Data excerpts:
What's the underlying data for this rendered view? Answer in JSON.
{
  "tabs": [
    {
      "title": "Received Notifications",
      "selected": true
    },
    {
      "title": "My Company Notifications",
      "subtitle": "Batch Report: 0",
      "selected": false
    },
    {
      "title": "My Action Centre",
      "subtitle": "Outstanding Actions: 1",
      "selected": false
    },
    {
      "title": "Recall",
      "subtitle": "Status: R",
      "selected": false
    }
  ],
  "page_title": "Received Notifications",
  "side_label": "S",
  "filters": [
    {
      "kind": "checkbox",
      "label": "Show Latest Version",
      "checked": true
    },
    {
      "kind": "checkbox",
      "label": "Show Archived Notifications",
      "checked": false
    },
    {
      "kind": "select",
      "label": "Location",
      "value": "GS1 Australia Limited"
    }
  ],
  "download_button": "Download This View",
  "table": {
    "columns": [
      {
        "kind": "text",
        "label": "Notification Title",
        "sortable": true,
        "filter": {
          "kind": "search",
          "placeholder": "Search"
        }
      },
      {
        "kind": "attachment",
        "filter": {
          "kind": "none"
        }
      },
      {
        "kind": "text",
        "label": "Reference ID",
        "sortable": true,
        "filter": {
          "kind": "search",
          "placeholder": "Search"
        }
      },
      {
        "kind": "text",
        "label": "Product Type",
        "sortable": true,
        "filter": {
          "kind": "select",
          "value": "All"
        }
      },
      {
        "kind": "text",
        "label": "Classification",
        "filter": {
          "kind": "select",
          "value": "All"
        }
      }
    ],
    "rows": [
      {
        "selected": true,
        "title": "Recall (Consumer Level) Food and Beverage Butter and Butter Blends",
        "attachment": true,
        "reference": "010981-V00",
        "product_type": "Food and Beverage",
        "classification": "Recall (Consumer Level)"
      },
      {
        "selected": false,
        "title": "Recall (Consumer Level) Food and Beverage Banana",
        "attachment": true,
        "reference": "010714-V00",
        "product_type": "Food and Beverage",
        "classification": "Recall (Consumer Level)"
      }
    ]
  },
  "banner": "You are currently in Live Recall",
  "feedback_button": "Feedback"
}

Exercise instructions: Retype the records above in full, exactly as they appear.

Your solution:
What's the underlying data for this rendered view? Answer in JSON.
{
  "tabs": [
    {
      "title": "Received Notifications",
      "selected": true
    },
    {
      "title": "My Company Notifications",
      "subtitle": "Batch Report: 0",
      "selected": false
    },
    {
      "title": "My Action Centre",
      "subtitle": "Outstanding Actions: 1",
      "selected": false
    },
    {
      "title": "Recall",
      "subtitle": "Status: R",
      "selected": false
    }
  ],
  "page_title": "Received Notifications",
  "side_label": "S",
  "filters": [
    {
      "kind": "checkbox",
      "label": "Show Latest Version",
      "checked": true
    },
    {
      "kind": "checkbox",
      "label": "Show Archived Notifications",
      "checked": false
    },
    {
      "kind": "select",
      "label": "Location",
      "value": "GS1 Australia Limited"
    }
  ],
  "download_button": "Download This View",
  "table": {
    "columns": [
      {
        "kind": "text",
        "label": "Notification Title",
        "sortable": true,
        "filter": {
          "kind": "search",
          "placeholder": "Search"
        }
      },
      {
        "kind": "attachment",
        "filter": {
          "kind": "none"
        }
      },
      {
        "kind": "text",
        "label": "Reference ID",
        "sortable": true,
        "filter": {
          "kind": "search",
          "placeholder": "Search"
        }
      },
      {
        "kind": "text",
        "label": "Product Type",
        "sortable": true,
        "filter": {
          "kind": "select",
          "value": "All"
        }
      },
      {
        "kind": "text",
        "label": "Classification",
        "filter": {
          "kind": "select",
          "value": "All"
        }
      }
    ],
    "rows": [
      {
        "selected": true,
        "title": "Recall (Consumer Level) Food and Beverage Butter and Butter Blends",
        "attachment": true,
        "reference": "010981-V00",
        "product_type": "Food and Beverage",
        "classification": "Recall (Consumer Level)"
      },
      {
        "selected": false,
        "title": "Recall (Consumer Level) Food and Beverage Banana",
        "attachment": true,
        "reference": "010714-V00",
        "product_type": "Food and Beverage",
        "classification": "Recall (Consumer Level)"
      }
    ]
  },
  "banner": "You are currently in Live Recall",
  "feedback_button": "Feedback"
}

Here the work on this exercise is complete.